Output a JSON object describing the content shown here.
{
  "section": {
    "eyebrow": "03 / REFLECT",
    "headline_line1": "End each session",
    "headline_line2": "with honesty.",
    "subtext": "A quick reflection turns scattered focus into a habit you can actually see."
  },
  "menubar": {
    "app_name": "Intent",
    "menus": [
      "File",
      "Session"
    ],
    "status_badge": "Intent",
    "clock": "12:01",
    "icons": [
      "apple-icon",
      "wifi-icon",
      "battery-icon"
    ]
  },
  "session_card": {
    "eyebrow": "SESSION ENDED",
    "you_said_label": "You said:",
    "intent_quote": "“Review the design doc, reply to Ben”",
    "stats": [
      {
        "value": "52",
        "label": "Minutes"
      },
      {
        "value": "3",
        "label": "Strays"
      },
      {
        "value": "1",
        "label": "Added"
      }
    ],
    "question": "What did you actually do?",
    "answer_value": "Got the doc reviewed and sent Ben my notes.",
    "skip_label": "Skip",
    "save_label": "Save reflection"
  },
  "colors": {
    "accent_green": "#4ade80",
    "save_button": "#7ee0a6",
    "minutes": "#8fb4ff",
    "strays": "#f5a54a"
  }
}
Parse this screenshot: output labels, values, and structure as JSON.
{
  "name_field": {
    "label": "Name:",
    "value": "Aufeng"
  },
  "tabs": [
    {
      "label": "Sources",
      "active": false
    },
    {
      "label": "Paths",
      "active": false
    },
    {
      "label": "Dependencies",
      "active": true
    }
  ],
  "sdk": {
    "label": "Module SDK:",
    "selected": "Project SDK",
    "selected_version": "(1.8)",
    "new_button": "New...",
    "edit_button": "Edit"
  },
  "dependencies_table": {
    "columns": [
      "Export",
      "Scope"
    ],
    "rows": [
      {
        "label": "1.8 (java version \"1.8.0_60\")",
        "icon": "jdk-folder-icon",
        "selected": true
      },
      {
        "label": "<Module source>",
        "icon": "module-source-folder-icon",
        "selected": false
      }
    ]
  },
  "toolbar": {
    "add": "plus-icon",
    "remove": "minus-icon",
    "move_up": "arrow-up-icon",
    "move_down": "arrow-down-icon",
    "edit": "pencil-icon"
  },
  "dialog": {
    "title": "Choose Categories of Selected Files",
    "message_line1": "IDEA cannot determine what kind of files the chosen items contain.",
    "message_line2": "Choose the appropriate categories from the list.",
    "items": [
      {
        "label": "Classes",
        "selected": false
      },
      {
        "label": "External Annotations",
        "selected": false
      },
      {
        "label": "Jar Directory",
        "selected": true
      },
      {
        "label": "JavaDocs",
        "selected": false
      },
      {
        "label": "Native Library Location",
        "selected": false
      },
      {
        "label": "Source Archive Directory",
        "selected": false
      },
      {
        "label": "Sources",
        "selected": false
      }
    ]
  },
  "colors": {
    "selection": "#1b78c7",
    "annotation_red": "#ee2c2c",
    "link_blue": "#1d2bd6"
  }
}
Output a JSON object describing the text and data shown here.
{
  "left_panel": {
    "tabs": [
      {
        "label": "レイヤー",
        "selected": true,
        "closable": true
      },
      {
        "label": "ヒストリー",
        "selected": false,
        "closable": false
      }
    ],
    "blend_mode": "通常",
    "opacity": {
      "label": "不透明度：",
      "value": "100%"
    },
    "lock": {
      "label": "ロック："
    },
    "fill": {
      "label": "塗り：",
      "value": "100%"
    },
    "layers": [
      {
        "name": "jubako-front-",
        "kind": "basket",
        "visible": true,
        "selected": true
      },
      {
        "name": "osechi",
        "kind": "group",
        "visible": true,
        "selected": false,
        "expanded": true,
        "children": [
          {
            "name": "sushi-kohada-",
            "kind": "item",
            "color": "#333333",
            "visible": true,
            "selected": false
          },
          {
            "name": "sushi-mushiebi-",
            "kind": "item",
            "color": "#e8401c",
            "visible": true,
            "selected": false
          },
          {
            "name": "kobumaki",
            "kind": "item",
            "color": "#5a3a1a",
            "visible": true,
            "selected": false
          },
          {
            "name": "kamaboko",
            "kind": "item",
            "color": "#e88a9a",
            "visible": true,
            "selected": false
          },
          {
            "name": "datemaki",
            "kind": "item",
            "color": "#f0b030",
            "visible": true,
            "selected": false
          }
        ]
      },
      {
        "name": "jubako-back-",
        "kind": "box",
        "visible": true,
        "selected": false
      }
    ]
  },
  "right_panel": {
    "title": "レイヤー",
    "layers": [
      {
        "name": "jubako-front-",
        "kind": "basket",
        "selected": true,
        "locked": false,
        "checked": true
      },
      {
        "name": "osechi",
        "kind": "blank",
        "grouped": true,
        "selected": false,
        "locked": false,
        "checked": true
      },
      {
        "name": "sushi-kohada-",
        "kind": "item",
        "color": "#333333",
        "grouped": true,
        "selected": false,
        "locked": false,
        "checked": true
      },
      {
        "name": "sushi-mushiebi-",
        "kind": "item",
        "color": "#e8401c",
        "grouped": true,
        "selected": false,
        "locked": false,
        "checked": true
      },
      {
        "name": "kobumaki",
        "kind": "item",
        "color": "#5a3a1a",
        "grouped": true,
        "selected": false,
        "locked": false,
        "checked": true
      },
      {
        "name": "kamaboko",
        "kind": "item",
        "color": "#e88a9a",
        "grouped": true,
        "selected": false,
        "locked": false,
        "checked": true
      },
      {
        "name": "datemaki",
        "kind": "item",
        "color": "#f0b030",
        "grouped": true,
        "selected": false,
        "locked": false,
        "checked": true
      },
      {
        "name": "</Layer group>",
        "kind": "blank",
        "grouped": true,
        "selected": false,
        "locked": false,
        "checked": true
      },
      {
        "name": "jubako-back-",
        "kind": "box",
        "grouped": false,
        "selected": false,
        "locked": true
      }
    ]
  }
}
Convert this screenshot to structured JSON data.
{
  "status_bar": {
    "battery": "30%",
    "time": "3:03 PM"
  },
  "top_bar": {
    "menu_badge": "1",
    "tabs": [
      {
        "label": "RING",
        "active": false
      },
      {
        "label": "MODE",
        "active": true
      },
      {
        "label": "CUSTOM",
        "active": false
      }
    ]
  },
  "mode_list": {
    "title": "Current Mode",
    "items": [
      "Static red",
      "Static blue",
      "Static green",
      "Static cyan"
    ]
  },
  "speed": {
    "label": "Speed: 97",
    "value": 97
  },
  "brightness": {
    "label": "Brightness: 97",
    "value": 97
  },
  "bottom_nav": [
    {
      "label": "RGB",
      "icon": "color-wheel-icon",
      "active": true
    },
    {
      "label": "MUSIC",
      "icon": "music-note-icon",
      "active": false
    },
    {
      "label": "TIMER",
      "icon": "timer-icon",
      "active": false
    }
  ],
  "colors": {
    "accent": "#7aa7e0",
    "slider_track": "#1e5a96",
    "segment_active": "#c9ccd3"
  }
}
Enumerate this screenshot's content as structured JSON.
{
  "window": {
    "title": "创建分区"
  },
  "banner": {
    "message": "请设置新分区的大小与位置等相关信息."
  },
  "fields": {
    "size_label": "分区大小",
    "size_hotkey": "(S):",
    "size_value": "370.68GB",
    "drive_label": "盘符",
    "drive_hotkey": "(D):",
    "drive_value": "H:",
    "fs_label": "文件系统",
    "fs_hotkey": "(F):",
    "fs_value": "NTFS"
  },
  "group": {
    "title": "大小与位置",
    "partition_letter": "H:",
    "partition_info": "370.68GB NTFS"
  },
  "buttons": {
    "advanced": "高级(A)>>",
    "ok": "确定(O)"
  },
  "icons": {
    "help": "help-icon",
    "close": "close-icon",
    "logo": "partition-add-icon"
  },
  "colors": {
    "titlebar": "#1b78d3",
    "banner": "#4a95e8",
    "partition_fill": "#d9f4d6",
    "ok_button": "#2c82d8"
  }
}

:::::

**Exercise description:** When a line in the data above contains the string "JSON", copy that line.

**Exercise answer:**
Output a JSON object describing the content shown here.
Parse this screenshot: output labels, values, and structure as JSON.
Output a JSON object describing the text and data shown here.
Convert this screenshot to structured JSON data.
Enumerate this screenshot's content as structured JSON.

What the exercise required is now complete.